  • This dataset provides data on the timing of butterfly flight periods for each UK butterfly species across all monitored sites in the UK Butterfly Monitoring Scheme (UKBMS). Annual data from over 2,500 sites are presented relating to the timing (first appearance, last appearance, date of peak abundance and mean flight date) and the duration (total number of days, standard deviation around the mean flight date) of the flight period for all UK butterfly species from 1976 to 2021. In addition, this data is divided each year for eleven multi-voltine species to provide separate phenology data for distinct flight periods associated with first and subsequent generations. Phenology change is a widely used measure of the biological impacts of climate change because of the close relationship between temperature and the timing of biological events. This dataset provides an invaluable tool for assessing the impacts of climate change both spatially and temporally. The UK Butterfly Monitoring Scheme is organized and funded by Butterfly Conservation (BC), the UK Centre for Ecology & Hydrology (UKCEH), the British Trust for Ornithology (BTO), and the Joint Nature Conservation Committee (JNCC). The UKBMS is indebted to all volunteers who contribute data to the scheme. This work was supported by the Natural Environment Research Council award number NE/R016429/1 as part of the UK-SCAPE programme delivering National Capability. Full details about this dataset can be found at https://doi.org/10.5285/0c59eb20-26e3-4066-86f5-418afae18769

  • This dataset consists of a 1km resolution raster version of the Land Cover Map 2007 for Great Britain. The raster consists of 23 bands. Within each band, each 1km pixel represents a percentage cover value for one of 23 target classes, broadly representing Broad Habitats (see below). The dataset is part of a series of data products produced by the Centre for Ecology & Hydrology known as LCM2007. LCM2007 is a parcel-based thematic classification of satellite image data covering the entire United Kingdom. The map updates and upgrades the Land Cover Map of Great Britain (LCMGB) 1990 and LCM2000. Like the earlier 1990 and 2000 products, LCM2007 is derived from a computer classification of satellite scenes obtained mainly from Landsat, IRS and SPOT sensors and also incorporates information derived from other ancillary datasets. LCM2007 was classified using a nomenclature corresponding to the Joint Nature Conservation Committee (JNCC) Broad Habitats, which encompasses the entire range of UK habitats. In addition, it recorded further detail where possible.

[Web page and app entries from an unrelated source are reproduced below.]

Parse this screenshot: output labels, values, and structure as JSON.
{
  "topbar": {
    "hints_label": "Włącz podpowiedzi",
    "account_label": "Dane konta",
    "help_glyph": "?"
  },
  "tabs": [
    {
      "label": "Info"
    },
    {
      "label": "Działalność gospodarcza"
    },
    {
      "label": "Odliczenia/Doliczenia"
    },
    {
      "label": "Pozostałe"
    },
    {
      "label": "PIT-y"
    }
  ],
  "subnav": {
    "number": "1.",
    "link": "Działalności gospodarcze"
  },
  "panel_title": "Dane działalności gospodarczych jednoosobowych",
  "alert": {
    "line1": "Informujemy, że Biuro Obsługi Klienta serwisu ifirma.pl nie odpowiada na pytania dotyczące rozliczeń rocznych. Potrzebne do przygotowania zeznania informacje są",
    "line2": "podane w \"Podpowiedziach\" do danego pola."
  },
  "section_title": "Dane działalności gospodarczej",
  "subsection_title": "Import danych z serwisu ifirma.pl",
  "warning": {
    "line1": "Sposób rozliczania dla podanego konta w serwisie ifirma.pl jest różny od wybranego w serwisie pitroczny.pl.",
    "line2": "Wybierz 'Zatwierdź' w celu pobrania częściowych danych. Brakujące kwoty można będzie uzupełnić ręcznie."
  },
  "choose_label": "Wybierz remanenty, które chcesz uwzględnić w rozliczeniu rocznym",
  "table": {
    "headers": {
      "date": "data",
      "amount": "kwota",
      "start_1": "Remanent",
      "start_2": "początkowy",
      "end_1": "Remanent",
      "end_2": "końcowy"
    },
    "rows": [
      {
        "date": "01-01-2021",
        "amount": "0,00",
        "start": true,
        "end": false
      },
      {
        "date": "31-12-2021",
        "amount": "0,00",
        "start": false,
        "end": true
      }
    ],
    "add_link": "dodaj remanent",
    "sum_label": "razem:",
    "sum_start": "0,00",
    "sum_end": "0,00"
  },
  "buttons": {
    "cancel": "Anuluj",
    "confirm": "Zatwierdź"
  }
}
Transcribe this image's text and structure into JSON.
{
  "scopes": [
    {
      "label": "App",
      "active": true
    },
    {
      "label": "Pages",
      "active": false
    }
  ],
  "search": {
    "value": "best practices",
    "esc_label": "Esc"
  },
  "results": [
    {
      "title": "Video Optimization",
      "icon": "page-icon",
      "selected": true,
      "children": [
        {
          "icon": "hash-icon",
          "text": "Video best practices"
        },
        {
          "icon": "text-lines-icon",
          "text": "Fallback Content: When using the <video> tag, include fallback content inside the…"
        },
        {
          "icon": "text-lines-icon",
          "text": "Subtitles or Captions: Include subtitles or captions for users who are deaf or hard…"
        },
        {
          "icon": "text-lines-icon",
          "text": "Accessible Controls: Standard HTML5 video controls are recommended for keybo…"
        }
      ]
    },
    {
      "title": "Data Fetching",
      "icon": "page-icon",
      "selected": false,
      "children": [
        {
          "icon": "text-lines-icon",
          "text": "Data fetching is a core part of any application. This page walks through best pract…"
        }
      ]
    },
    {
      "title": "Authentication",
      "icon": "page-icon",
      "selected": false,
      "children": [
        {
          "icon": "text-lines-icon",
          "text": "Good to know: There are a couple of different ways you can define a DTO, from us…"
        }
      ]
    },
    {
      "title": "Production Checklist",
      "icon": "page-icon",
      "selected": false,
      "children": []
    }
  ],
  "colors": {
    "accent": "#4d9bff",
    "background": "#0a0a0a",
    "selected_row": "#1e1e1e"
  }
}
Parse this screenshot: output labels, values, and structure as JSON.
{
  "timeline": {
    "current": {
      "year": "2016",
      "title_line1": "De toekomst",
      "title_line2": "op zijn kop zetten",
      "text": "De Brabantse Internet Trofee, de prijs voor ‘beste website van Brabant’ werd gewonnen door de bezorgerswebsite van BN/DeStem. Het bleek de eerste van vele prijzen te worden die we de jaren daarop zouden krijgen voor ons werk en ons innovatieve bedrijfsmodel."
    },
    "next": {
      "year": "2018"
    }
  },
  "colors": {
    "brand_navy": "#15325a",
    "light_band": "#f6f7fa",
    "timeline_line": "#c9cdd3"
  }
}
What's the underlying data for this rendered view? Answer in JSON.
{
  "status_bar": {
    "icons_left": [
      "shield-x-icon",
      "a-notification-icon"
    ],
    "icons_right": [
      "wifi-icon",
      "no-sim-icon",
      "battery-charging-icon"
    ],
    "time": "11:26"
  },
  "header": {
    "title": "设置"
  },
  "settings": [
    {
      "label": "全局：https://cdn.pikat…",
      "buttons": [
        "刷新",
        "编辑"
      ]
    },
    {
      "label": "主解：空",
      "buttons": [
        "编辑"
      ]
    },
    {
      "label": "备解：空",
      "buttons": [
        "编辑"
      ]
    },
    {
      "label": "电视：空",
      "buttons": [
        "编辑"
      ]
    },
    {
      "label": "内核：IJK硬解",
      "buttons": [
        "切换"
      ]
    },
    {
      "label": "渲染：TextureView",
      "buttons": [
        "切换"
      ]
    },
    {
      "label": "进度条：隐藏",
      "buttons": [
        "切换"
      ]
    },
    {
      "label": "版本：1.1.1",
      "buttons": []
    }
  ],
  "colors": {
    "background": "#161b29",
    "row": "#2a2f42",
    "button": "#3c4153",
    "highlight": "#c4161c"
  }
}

The series of LCM2007 products includes vector and raster formats, with a number of different versions containing varying levels of detail and at different spatial resolutions. Full details about this dataset can be found at https://doi.org/10.5285/fdf8c8d3-5998-45a5-8431-7f5e6302fc32